+++ RECORDS FOR THIS TASK

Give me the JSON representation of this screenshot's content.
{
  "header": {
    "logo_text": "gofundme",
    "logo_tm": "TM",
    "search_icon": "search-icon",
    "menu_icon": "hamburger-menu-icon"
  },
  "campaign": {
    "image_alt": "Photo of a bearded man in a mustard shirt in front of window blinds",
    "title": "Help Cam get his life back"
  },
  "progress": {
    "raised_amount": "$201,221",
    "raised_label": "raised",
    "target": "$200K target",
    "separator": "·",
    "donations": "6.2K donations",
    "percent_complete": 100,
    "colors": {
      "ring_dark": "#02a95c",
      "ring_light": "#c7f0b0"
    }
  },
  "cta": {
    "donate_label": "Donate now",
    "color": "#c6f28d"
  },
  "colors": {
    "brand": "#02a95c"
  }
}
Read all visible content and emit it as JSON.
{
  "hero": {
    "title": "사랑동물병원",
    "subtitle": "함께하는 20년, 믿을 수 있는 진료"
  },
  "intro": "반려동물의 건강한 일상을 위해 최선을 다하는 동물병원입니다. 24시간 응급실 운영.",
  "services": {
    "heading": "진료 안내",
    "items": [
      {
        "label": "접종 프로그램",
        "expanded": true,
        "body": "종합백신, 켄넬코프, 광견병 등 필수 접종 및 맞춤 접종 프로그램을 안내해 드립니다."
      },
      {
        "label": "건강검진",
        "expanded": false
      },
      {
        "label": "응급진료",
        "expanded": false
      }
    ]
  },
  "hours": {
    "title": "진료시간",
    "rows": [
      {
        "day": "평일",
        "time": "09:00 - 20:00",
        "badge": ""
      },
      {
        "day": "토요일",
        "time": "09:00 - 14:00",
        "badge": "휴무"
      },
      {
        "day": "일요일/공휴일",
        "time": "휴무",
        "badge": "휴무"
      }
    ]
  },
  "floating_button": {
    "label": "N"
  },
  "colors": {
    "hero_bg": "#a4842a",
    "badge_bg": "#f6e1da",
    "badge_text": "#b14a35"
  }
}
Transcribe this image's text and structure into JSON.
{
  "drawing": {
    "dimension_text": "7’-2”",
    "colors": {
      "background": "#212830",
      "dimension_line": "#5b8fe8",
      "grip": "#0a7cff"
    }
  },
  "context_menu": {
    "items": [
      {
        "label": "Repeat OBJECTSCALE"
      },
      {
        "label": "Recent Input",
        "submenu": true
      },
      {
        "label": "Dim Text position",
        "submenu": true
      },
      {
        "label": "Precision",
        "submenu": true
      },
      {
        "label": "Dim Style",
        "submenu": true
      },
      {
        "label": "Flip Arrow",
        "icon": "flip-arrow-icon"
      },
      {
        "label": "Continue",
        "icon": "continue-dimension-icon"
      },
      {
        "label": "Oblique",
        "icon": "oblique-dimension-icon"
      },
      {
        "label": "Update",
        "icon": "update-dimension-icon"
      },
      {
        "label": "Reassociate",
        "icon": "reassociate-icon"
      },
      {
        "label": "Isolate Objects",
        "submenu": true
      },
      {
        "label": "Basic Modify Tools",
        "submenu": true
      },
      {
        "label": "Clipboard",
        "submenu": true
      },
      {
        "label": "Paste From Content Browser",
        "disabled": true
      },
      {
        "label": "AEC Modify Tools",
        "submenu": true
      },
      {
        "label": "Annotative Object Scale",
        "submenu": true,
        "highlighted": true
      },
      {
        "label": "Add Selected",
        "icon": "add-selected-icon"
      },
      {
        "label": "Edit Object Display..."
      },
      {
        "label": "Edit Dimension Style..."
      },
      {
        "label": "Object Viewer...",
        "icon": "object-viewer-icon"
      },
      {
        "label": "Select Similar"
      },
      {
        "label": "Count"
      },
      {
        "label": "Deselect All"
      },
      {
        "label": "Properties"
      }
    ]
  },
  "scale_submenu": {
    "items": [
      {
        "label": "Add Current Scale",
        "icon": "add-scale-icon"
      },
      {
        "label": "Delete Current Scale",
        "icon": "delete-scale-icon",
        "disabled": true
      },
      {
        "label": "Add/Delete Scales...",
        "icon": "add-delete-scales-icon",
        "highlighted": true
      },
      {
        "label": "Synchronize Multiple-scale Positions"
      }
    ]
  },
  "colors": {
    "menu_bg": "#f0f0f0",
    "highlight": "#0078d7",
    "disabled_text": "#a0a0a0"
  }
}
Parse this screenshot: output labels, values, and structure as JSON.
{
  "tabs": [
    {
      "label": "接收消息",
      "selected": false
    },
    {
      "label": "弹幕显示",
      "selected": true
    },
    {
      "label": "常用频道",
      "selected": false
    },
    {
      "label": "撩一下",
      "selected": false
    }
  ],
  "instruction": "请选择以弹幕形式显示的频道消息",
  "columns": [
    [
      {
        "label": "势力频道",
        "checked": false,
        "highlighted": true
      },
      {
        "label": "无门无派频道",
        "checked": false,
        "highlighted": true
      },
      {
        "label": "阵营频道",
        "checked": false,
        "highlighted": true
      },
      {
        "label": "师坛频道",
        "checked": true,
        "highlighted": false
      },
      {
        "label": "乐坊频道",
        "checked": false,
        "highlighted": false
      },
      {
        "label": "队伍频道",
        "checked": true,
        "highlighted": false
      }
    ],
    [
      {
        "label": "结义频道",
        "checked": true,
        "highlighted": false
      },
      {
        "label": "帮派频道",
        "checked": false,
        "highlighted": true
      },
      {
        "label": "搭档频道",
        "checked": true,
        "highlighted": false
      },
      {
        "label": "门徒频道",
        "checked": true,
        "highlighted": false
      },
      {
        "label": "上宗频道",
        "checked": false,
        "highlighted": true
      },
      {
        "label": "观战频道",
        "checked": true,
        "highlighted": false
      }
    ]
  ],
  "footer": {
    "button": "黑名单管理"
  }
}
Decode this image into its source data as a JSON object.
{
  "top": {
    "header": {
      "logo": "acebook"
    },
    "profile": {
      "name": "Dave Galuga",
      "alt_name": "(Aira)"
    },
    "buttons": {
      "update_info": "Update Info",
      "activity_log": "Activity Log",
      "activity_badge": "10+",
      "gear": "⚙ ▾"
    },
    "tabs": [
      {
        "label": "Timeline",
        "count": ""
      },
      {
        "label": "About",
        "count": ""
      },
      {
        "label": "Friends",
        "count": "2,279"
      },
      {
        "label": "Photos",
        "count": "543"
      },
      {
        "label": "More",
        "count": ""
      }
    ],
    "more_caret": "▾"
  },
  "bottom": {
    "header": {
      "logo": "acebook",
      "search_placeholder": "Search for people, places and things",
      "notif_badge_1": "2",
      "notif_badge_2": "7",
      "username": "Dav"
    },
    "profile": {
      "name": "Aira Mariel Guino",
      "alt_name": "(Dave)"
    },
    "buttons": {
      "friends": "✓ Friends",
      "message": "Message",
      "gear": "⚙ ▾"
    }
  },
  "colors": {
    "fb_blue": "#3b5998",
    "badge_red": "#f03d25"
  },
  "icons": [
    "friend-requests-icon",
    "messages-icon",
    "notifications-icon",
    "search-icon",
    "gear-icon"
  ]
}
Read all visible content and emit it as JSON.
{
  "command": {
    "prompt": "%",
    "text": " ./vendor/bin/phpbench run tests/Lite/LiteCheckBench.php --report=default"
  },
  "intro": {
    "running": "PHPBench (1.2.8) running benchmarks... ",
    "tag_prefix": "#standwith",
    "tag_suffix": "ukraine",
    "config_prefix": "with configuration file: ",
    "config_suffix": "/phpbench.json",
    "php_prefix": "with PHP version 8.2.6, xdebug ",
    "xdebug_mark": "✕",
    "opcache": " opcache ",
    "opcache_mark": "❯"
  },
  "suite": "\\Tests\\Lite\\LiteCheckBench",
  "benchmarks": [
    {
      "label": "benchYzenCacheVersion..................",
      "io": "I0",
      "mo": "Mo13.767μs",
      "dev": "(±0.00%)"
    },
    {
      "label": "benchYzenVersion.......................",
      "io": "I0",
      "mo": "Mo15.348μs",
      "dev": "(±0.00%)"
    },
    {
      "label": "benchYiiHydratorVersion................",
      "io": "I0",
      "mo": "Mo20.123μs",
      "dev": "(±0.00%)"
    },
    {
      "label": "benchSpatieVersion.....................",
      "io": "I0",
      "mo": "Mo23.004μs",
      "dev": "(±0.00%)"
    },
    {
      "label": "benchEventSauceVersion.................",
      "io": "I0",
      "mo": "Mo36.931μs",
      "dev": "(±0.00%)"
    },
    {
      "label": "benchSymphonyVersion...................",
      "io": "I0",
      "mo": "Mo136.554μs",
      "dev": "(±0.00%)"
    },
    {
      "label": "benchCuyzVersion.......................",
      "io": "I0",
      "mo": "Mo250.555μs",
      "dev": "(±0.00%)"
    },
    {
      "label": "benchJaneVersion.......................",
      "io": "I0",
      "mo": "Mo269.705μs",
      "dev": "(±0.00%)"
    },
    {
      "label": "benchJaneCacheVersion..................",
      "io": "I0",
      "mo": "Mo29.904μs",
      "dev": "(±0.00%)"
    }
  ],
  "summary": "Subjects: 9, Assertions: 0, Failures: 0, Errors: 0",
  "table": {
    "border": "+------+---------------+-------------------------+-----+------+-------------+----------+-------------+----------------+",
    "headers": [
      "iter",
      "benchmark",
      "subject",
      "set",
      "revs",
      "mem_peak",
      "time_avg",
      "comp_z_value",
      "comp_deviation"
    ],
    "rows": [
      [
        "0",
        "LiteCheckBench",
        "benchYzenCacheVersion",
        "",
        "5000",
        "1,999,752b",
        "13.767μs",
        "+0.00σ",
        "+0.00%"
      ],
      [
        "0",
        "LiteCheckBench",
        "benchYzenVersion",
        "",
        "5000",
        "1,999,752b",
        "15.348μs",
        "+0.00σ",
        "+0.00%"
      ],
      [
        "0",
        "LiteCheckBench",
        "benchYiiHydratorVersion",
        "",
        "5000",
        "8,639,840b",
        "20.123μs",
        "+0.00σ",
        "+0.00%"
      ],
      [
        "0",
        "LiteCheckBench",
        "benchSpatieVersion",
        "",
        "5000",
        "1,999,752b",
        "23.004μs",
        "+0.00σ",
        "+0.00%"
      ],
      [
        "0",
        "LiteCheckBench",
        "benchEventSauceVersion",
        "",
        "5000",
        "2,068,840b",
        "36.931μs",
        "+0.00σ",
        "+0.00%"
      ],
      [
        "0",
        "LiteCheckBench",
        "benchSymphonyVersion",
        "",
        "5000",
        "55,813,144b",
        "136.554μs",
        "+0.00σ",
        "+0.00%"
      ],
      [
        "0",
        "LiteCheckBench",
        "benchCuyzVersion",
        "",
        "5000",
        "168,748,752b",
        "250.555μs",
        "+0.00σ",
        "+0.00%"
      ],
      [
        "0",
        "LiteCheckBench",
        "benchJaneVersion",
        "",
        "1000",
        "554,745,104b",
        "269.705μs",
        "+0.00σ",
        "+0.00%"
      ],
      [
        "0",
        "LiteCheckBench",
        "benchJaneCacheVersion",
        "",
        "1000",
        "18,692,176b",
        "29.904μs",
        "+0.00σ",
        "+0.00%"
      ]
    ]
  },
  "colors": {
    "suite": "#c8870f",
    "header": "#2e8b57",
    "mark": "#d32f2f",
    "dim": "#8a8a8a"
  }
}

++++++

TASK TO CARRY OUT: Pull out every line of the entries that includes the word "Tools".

SOLUTION TO THIS EXERCISE:
        "label": "Basic Modify Tools",
        "label": "AEC Modify Tools",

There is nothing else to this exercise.